Here are 10 things you should know about Olivia de Havilland, who is celebrating her 104th birthday today. Here’s wishing her many happy and healthy returns of the day!
Here are 10 things you should know about Frances Dee, born 110 years ago today. One of the most beautiful women ever to appear on the silver screen, she was also a talented actress who excelled in a wide range of genres.
Given how little he’s remembered today, it’s remarkable to consider how often George Brent, born 114 years ago today, worked with some of the most iconic actresses of the Golden Age of Hollywood.
Here are 10 things you should know about George Brent…
Olivia de Havilland was born Olivia Mary de Havilland 100 years ago today to British parents in Tokyo, Japan. Here are 10 OH Did-You-Knows:
- Her mother, Lilian Fontaine, was a stage and film actress.
- De Havilland and her sister, Joan Fontaine, were both nominated for the Best Actress Oscar in 1941. Never terribly close, the competition increased the tension between them and they never fully reconciled.
- Since December 15, 2014, de Havilland has been the only surviving major member of the cast of Gone with the Wind. Mickey Kuhn is the only other surviving member of the cast who received a screen credit.
- Since the 1950s, De Havilland as lived in Paris, France. In 1962, she published Every Frenchman Has One, a well-received memoir of adapting to French life.
- De Havilland declined the role of Blanche DuBois in Elia Kazan‘s screen adaptation of A Streetcar Named Desire (1951).
- Her father, Walter Augustus de Havilland, was a patent attorney in Japan who wrote a book in 1910 about a Japanese board game called The ABC of Go. He lived for 96 years.
- De Havilland and Fontaine were the first sisters to win Oscars and the first to be Oscar-nominated in the same year.
- De Havilland appeared in eight movies with Errol Flynn; the pair enjoyed a mutual attraction, but no romance ever sparked between them.
- She was named after William Shakespeare‘s romantic heroine in Twelfth Night.

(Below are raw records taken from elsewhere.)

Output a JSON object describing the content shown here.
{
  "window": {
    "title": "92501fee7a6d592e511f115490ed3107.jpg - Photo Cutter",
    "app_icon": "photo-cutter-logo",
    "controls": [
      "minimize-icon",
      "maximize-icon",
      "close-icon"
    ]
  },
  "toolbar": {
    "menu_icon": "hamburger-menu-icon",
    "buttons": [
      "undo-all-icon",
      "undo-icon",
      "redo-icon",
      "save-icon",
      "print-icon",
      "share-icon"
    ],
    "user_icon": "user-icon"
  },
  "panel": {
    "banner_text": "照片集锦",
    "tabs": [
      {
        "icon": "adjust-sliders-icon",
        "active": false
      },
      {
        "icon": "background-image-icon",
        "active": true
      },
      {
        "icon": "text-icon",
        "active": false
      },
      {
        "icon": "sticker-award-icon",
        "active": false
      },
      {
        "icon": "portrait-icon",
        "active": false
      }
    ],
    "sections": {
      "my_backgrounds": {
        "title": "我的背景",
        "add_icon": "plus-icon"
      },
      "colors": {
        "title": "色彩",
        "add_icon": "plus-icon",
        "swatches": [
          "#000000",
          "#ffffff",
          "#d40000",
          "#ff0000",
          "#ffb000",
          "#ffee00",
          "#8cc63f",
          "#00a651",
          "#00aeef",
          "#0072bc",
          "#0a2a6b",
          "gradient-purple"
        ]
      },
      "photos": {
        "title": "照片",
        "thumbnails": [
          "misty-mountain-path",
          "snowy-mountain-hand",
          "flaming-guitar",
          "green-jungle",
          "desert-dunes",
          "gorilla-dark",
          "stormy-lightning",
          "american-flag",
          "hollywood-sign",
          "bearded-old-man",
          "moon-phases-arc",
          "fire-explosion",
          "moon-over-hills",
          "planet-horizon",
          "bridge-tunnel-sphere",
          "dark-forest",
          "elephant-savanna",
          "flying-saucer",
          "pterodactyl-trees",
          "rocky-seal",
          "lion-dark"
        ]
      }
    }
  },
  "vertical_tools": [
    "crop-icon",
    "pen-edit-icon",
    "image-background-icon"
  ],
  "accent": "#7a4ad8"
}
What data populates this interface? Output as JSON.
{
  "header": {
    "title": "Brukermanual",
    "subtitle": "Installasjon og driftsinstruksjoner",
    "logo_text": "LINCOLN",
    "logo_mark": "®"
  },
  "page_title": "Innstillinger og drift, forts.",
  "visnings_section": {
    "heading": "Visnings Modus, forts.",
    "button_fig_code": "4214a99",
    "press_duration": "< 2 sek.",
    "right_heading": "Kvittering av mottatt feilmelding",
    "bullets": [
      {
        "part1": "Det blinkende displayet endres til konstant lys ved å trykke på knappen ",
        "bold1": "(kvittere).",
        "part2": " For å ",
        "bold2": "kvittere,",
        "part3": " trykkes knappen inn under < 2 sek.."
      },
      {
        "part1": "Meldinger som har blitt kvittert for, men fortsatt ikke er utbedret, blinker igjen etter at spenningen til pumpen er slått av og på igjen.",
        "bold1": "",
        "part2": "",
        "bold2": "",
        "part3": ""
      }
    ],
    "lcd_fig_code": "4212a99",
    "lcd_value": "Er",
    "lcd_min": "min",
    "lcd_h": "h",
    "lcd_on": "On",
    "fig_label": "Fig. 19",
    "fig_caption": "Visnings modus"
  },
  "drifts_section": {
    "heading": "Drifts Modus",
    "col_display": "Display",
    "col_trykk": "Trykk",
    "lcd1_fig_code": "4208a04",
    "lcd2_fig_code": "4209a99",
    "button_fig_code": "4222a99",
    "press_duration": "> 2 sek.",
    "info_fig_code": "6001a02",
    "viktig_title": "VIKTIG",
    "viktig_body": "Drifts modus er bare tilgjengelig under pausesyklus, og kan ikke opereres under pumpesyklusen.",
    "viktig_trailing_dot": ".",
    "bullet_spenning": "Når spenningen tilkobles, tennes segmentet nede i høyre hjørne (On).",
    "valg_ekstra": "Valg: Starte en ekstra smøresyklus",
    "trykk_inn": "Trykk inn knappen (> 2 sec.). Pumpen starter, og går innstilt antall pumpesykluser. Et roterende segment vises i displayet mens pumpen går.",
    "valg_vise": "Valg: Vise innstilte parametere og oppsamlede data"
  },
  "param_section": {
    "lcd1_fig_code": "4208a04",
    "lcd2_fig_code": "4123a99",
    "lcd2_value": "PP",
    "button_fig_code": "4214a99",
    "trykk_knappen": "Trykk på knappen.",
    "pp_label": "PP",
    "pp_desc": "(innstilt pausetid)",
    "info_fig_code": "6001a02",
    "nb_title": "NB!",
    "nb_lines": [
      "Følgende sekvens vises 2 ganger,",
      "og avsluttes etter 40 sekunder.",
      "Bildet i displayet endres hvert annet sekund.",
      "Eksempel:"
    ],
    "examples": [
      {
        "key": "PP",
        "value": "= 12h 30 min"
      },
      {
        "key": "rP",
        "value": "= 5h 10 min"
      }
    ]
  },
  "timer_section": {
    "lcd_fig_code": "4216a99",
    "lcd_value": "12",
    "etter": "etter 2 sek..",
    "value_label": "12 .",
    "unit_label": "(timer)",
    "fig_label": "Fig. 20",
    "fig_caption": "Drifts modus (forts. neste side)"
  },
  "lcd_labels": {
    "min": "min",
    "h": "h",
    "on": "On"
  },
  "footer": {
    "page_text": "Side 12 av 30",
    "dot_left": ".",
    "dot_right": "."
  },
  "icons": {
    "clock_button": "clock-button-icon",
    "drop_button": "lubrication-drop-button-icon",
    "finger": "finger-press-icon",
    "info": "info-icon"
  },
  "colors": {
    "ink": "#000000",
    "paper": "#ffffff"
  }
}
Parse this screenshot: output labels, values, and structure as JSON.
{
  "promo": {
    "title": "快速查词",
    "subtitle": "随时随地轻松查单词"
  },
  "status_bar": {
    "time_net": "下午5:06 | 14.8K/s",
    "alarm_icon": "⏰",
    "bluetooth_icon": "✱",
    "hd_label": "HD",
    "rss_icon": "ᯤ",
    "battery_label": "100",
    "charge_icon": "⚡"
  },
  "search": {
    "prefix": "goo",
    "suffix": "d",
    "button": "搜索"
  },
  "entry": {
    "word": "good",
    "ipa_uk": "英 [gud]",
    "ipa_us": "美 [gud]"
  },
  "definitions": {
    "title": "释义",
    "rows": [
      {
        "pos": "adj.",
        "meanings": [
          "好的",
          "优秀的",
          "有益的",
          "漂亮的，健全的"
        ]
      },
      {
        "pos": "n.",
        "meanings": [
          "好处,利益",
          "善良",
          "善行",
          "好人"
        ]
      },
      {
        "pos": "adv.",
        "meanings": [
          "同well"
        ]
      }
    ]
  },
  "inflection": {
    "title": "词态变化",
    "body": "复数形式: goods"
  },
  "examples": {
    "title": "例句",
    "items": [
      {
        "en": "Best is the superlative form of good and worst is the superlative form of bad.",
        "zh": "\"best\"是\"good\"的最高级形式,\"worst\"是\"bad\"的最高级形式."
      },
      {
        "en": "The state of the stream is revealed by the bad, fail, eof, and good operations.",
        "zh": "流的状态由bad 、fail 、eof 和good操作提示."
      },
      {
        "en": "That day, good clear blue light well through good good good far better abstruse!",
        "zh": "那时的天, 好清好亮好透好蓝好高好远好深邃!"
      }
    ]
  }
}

- Olivia de Havilland was awarded the 2008 American National Medal of the Arts.
Happy birthday, Ms. de Havilland, and here’s to the next hundred years!